Pictures must be kept out of the copy. Every entry is to be duplicated exactly.

Web page and app entries
********************

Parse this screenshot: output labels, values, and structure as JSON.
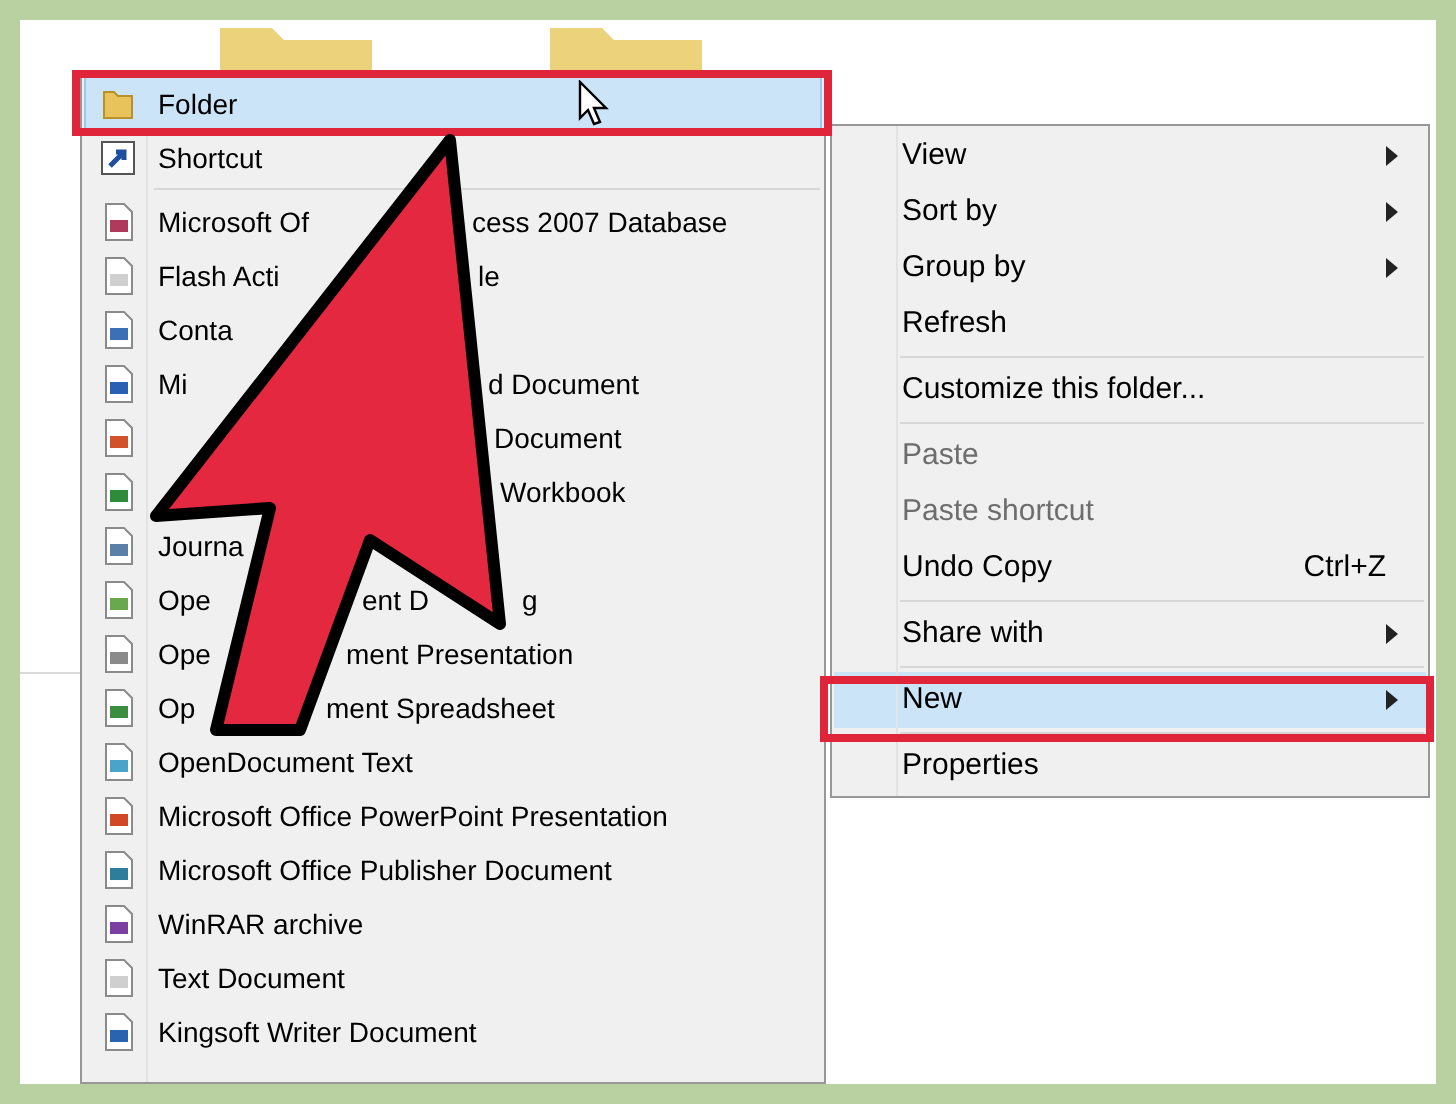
{
  "new_menu": {
    "items": [
      {
        "kind": "item",
        "parts": [
          "Folder"
        ],
        "selected": true
      },
      {
        "kind": "item",
        "parts": [
          "Shortcut"
        ],
        "selected": false
      },
      {
        "kind": "separator"
      },
      {
        "kind": "item",
        "parts": [
          "Microsoft Of",
          "cess 2007 Database"
        ],
        "selected": false
      },
      {
        "kind": "item",
        "parts": [
          "Flash Acti",
          "le"
        ],
        "selected": false
      },
      {
        "kind": "item",
        "parts": [
          "Conta"
        ],
        "selected": false
      },
      {
        "kind": "item",
        "parts": [
          "Mi",
          "d Document"
        ],
        "selected": false
      },
      {
        "kind": "item",
        "parts": [
          "Document"
        ],
        "selected": false
      },
      {
        "kind": "item",
        "parts": [
          "Workbook"
        ],
        "selected": false
      },
      {
        "kind": "item",
        "parts": [
          "Journa"
        ],
        "selected": false
      },
      {
        "kind": "item",
        "parts": [
          "Ope",
          "ent D",
          "g"
        ],
        "selected": false
      },
      {
        "kind": "item",
        "parts": [
          "Ope",
          "ment Presentation"
        ],
        "selected": false
      },
      {
        "kind": "item",
        "parts": [
          "Op",
          "ment Spreadsheet"
        ],
        "selected": false
      },
      {
        "kind": "item",
        "parts": [
          "OpenDocument Text"
        ],
        "selected": false
      },
      {
        "kind": "item",
        "parts": [
          "Microsoft Office PowerPoint Presentation"
        ],
        "selected": false
      },
      {
        "kind": "item",
        "parts": [
          "Microsoft Office Publisher Document"
        ],
        "selected": false
      },
      {
        "kind": "item",
        "parts": [
          "WinRAR archive"
        ],
        "selected": false
      },
      {
        "kind": "item",
        "parts": [
          "Text Document"
        ],
        "selected": false
      },
      {
        "kind": "item",
        "parts": [
          "Kingsoft Writer Document"
        ],
        "selected": false
      }
    ]
  },
  "context_menu": {
    "items": [
      {
        "kind": "item",
        "label": "View",
        "submenu": true,
        "disabled": false,
        "selected": false
      },
      {
        "kind": "item",
        "label": "Sort by",
        "submenu": true,
        "disabled": false,
        "selected": false
      },
      {
        "kind": "item",
        "label": "Group by",
        "submenu": true,
        "disabled": false,
        "selected": false
      },
      {
        "kind": "item",
        "label": "Refresh",
        "submenu": false,
        "disabled": false,
        "selected": false
      },
      {
        "kind": "separator"
      },
      {
        "kind": "item",
        "label": "Customize this folder...",
        "submenu": false,
        "disabled": false,
        "selected": false
      },
      {
        "kind": "separator"
      },
      {
        "kind": "item",
        "label": "Paste",
        "submenu": false,
        "disabled": true,
        "selected": false
      },
      {
        "kind": "item",
        "label": "Paste shortcut",
        "submenu": false,
        "disabled": true,
        "selected": false
      },
      {
        "kind": "item",
        "label": "Undo Copy",
        "shortcut": "Ctrl+Z",
        "submenu": false,
        "disabled": false,
        "selected": false
      },
      {
        "kind": "separator"
      },
      {
        "kind": "item",
        "label": "Share with",
        "submenu": true,
        "disabled": false,
        "selected": false
      },
      {
        "kind": "separator"
      },
      {
        "kind": "item",
        "label": "New",
        "submenu": true,
        "disabled": false,
        "selected": true
      },
      {
        "kind": "separator"
      },
      {
        "kind": "item",
        "label": "Properties",
        "submenu": false,
        "disabled": false,
        "selected": false
      }
    ]
  }
}
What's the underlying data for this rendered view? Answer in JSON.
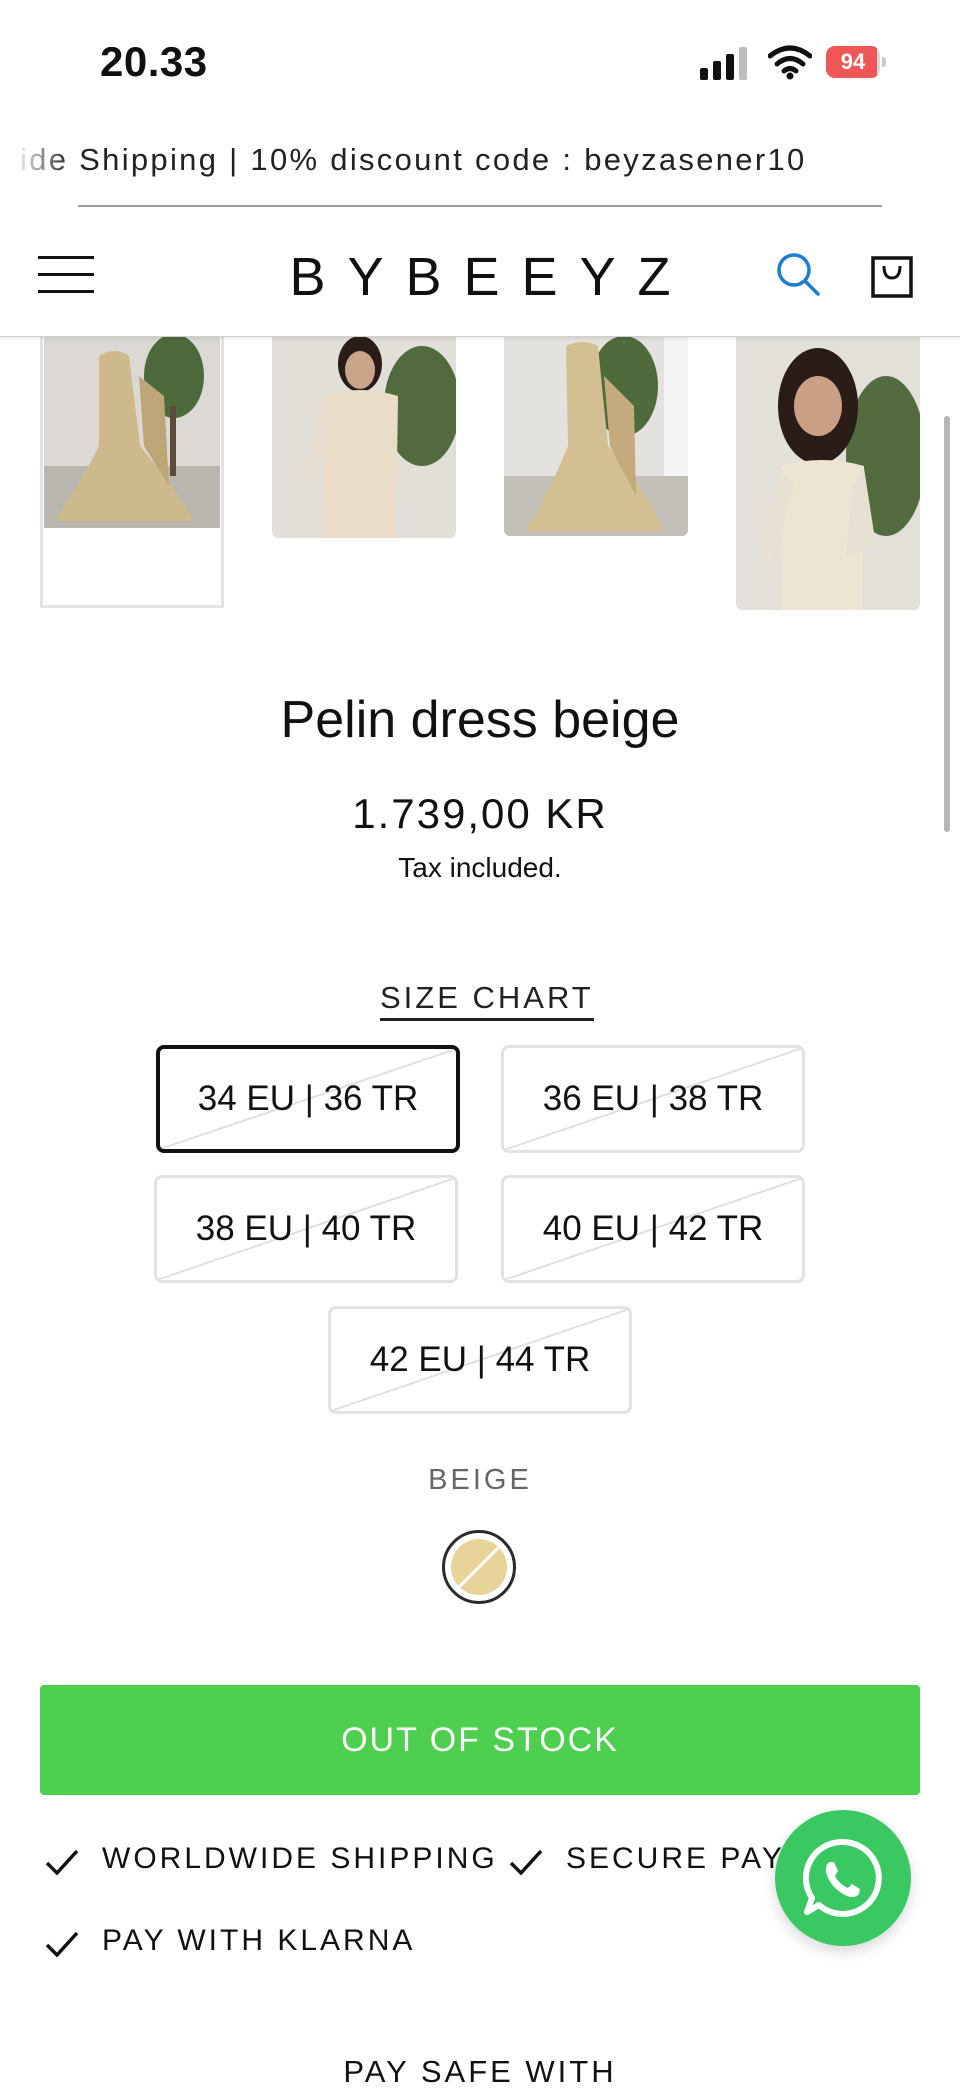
{
  "status_bar": {
    "time": "20.33",
    "battery": "94",
    "battery_level": 0.94,
    "icons": [
      "signal-icon",
      "wifi-icon",
      "battery-icon"
    ]
  },
  "announcement": {
    "text": "ide Shipping | 10% discount code : beyzasener10"
  },
  "header": {
    "logo": "BYBEEYZ",
    "icons": [
      "menu-icon",
      "search-icon",
      "cart-icon"
    ],
    "search_icon_color": "#1a7fd1"
  },
  "gallery": {
    "thumbnail_count": 4,
    "selected_index": 0
  },
  "product": {
    "title": "Pelin dress beige",
    "price": "1.739,00 KR",
    "tax_note": "Tax included.",
    "size_chart_label": "SIZE CHART",
    "sizes": [
      {
        "label": "34 EU | 36 TR",
        "selected": true,
        "available": false
      },
      {
        "label": "36 EU | 38 TR",
        "selected": false,
        "available": false
      },
      {
        "label": "38 EU | 40 TR",
        "selected": false,
        "available": false
      },
      {
        "label": "40 EU | 42 TR",
        "selected": false,
        "available": false
      },
      {
        "label": "42 EU | 44 TR",
        "selected": false,
        "available": false
      }
    ],
    "color_label": "BEIGE",
    "color_swatch": "#e8d39a",
    "button_label": "OUT OF STOCK",
    "button_color": "#4fcf4f"
  },
  "features": [
    {
      "label": "WORLDWIDE SHIPPING"
    },
    {
      "label": "SECURE PAYM"
    },
    {
      "label": "PAY WITH KLARNA"
    }
  ],
  "whatsapp": {
    "icon": "whatsapp-icon",
    "color": "#39c862"
  },
  "footer_heading": "PAY SAFE WITH"
}
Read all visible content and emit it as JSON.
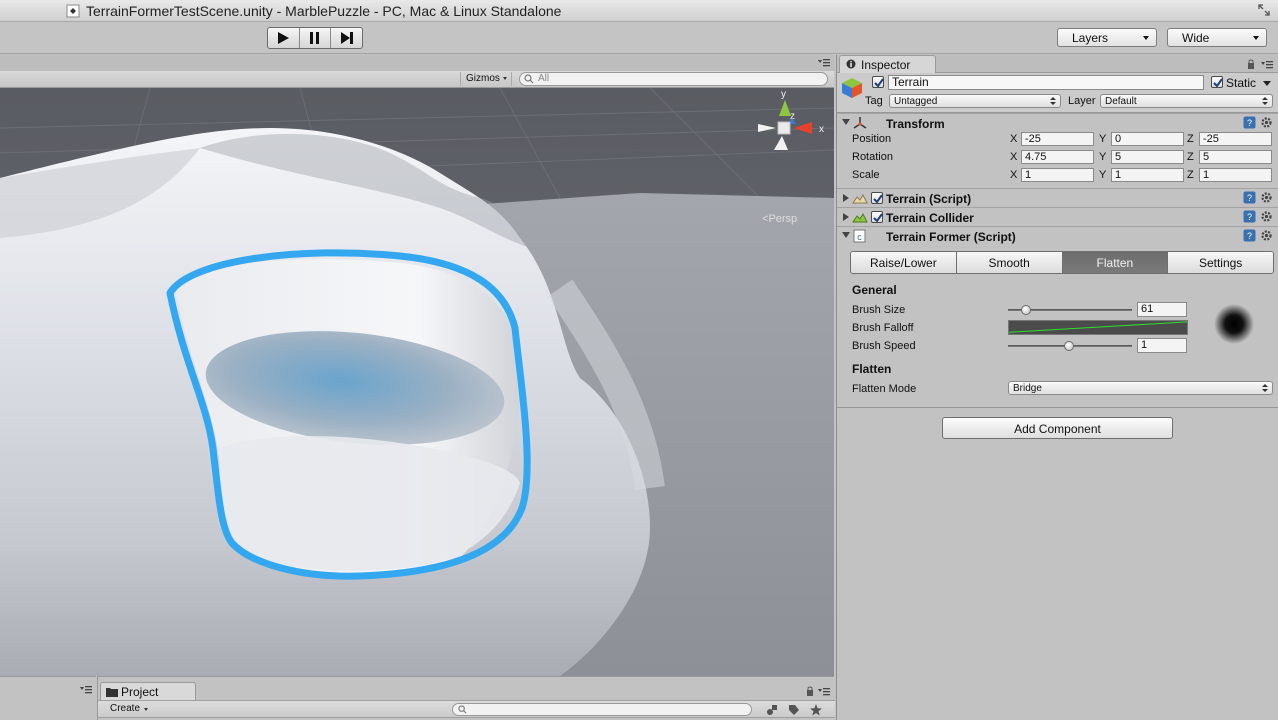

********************

Task output:
Parse this screenshot: output labels, values, and structure as JSON.
{
  "new_menu": {
    "items": [
      {
        "kind": "item",
        "parts": [
          "Folder"
        ],
        "selected": true
      },
      {
        "kind": "item",
        "parts": [
          "Shortcut"
        ],
        "selected": false
      },
      {
        "kind": "separator"
      },
      {
        "kind": "item",
        "parts": [
          "Microsoft Of",
          "cess 2007 Database"
        ],
        "selected": false
      },
      {
        "kind": "item",
        "parts": [
          "Flash Acti",
          "le"
        ],
        "selected": false
      },
      {
        "kind": "item",
        "parts": [
          "Conta"
        ],
        "selected": false
      },
      {
        "kind": "item",
        "parts": [
          "Mi",
          "d Document"
        ],
        "selected": false
      },
      {
        "kind": "item",
        "parts": [
          "Document"
        ],
        "selected": false
      },
      {
        "kind": "item",
        "parts": [
          "Workbook"
        ],
        "selected": false
      },
      {
        "kind": "item",
        "parts": [
          "Journa"
        ],
        "selected": false
      },
      {
        "kind": "item",
        "parts": [
          "Ope",
          "ent D",
          "g"
        ],
        "selected": false
      },
      {
        "kind": "item",
        "parts": [
          "Ope",
          "ment Presentation"
        ],
        "selected": false
      },
      {
        "kind": "item",
        "parts": [
          "Op",
          "ment Spreadsheet"
        ],
        "selected": false
      },
      {
        "kind": "item",
        "parts": [
          "OpenDocument Text"
        ],
        "selected": false
      },
      {
        "kind": "item",
        "parts": [
          "Microsoft Office PowerPoint Presentation"
        ],
        "selected": false
      },
      {
        "kind": "item",
        "parts": [
          "Microsoft Office Publisher Document"
        ],
        "selected": false
      },
      {
        "kind": "item",
        "parts": [
          "WinRAR archive"
        ],
        "selected": false
      },
      {
        "kind": "item",
        "parts": [
          "Text Document"
        ],
        "selected": false
      },
      {
        "kind": "item",
        "parts": [
          "Kingsoft Writer Document"
        ],
        "selected": false
      }
    ]
  },
  "context_menu": {
    "items": [
      {
        "kind": "item",
        "label": "View",
        "submenu": true,
        "disabled": false,
        "selected": false
      },
      {
        "kind": "item",
        "label": "Sort by",
        "submenu": true,
        "disabled": false,
        "selected": false
      },
      {
        "kind": "item",
        "label": "Group by",
        "submenu": true,
        "disabled": false,
        "selected": false
      },
      {
        "kind": "item",
        "label": "Refresh",
        "submenu": false,
        "disabled": false,
        "selected": false
      },
      {
        "kind": "separator"
      },
      {
        "kind": "item",
        "label": "Customize this folder...",
        "submenu": false,
        "disabled": false,
        "selected": false
      },
      {
        "kind": "separator"
      },
      {
        "kind": "item",
        "label": "Paste",
        "submenu": false,
        "disabled": true,
        "selected": false
      },
      {
        "kind": "item",
        "label": "Paste shortcut",
        "submenu": false,
        "disabled": true,
        "selected": false
      },
      {
        "kind": "item",
        "label": "Undo Copy",
        "shortcut": "Ctrl+Z",
        "submenu": false,
        "disabled": false,
        "selected": false
      },
      {
        "kind": "separator"
      },
      {
        "kind": "item",
        "label": "Share with",
        "submenu": true,
        "disabled": false,
        "selected": false
      },
      {
        "kind": "separator"
      },
      {
        "kind": "item",
        "label": "New",
        "submenu": true,
        "disabled": false,
        "selected": true
      },
      {
        "kind": "separator"
      },
      {
        "kind": "item",
        "label": "Properties",
        "submenu": false,
        "disabled": false,
        "selected": false
      }
    ]
  }
}
What's the underlying data for this rendered view? Answer in JSON.
{
  "status_bar": {
    "time": "20.33",
    "battery": "94",
    "battery_level": 0.94,
    "icons": [
      "signal-icon",
      "wifi-icon",
      "battery-icon"
    ]
  },
  "announcement": {
    "text": "ide Shipping | 10% discount code : beyzasener10"
  },
  "header": {
    "logo": "BYBEEYZ",
    "icons": [
      "menu-icon",
      "search-icon",
      "cart-icon"
    ],
    "search_icon_color": "#1a7fd1"
  },
  "gallery": {
    "thumbnail_count": 4,
    "selected_index": 0
  },
  "product": {
    "title": "Pelin dress beige",
    "price": "1.739,00 KR",
    "tax_note": "Tax included.",
    "size_chart_label": "SIZE CHART",
    "sizes": [
      {
        "label": "34 EU | 36 TR",
        "selected": true,
        "available": false
      },
      {
        "label": "36 EU | 38 TR",
        "selected": false,
        "available": false
      },
      {
        "label": "38 EU | 40 TR",
        "selected": false,
        "available": false
      },
      {
        "label": "40 EU | 42 TR",
        "selected": false,
        "available": false
      },
      {
        "label": "42 EU | 44 TR",
        "selected": false,
        "available": false
      }
    ],
    "color_label": "BEIGE",
    "color_swatch": "#e8d39a",
    "button_label": "OUT OF STOCK",
    "button_color": "#4fcf4f"
  },
  "features": [
    {
      "label": "WORLDWIDE SHIPPING"
    },
    {
      "label": "SECURE PAYM"
    },
    {
      "label": "PAY WITH KLARNA"
    }
  ],
  "whatsapp": {
    "icon": "whatsapp-icon",
    "color": "#39c862"
  },
  "footer_heading": "PAY SAFE WITH"
}
Read all visible content and emit it as JSON.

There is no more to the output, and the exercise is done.